§ **TASK REQUIREMENTS**: The pictures must be left out, while the rest of the data is copied exactly.

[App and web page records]
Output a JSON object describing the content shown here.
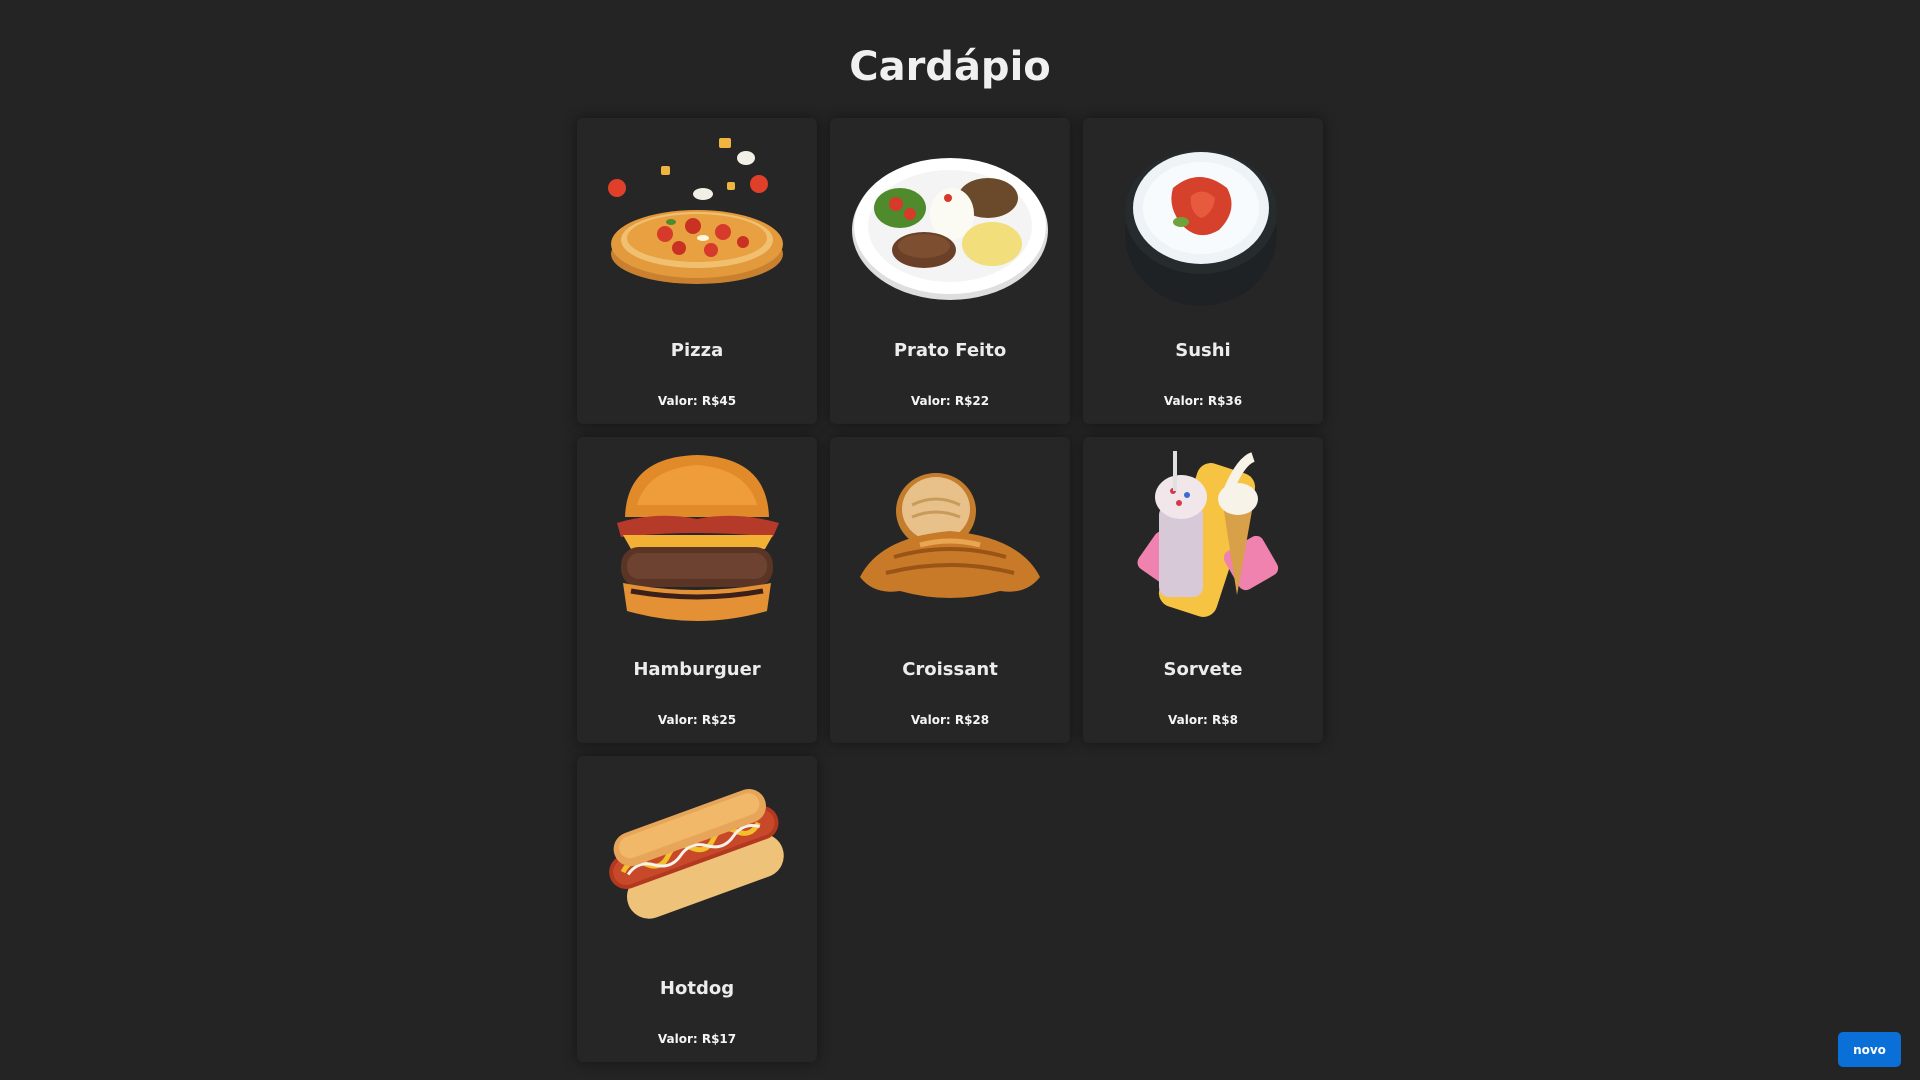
{
  "page": {
    "title": "Cardápio"
  },
  "menu": {
    "items": [
      {
        "name": "Pizza",
        "price": "Valor: R$45",
        "icon": "pizza-image"
      },
      {
        "name": "Prato Feito",
        "price": "Valor: R$22",
        "icon": "prato-feito-image"
      },
      {
        "name": "Sushi",
        "price": "Valor: R$36",
        "icon": "sushi-image"
      },
      {
        "name": "Hamburguer",
        "price": "Valor: R$25",
        "icon": "hamburguer-image"
      },
      {
        "name": "Croissant",
        "price": "Valor: R$28",
        "icon": "croissant-image"
      },
      {
        "name": "Sorvete",
        "price": "Valor: R$8",
        "icon": "sorvete-image"
      },
      {
        "name": "Hotdog",
        "price": "Valor: R$17",
        "icon": "hotdog-image"
      }
    ]
  },
  "actions": {
    "new_label": "novo"
  },
  "colors": {
    "background": "#242424",
    "card": "#262626",
    "accent": "#0a6fd6"
  }
}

§ **RESPONSE TO THE EXERCISE**:
Output a JSON object describing the content shown here.
{
  "page": {
    "title": "Cardápio"
  },
  "menu": {
    "items": [
      {
        "name": "Pizza",
        "price": "Valor: R$45",
        "icon": "pizza-image"
      },
      {
        "name": "Prato Feito",
        "price": "Valor: R$22",
        "icon": "prato-feito-image"
      },
      {
        "name": "Sushi",
        "price": "Valor: R$36",
        "icon": "sushi-image"
      },
      {
        "name": "Hamburguer",
        "price": "Valor: R$25",
        "icon": "hamburguer-image"
      },
      {
        "name": "Croissant",
        "price": "Valor: R$28",
        "icon": "croissant-image"
      },
      {
        "name": "Sorvete",
        "price": "Valor: R$8",
        "icon": "sorvete-image"
      },
      {
        "name": "Hotdog",
        "price": "Valor: R$17",
        "icon": "hotdog-image"
      }
    ]
  },
  "actions": {
    "new_label": "novo"
  },
  "colors": {
    "background": "#242424",
    "card": "#262626",
    "accent": "#0a6fd6"
  }
}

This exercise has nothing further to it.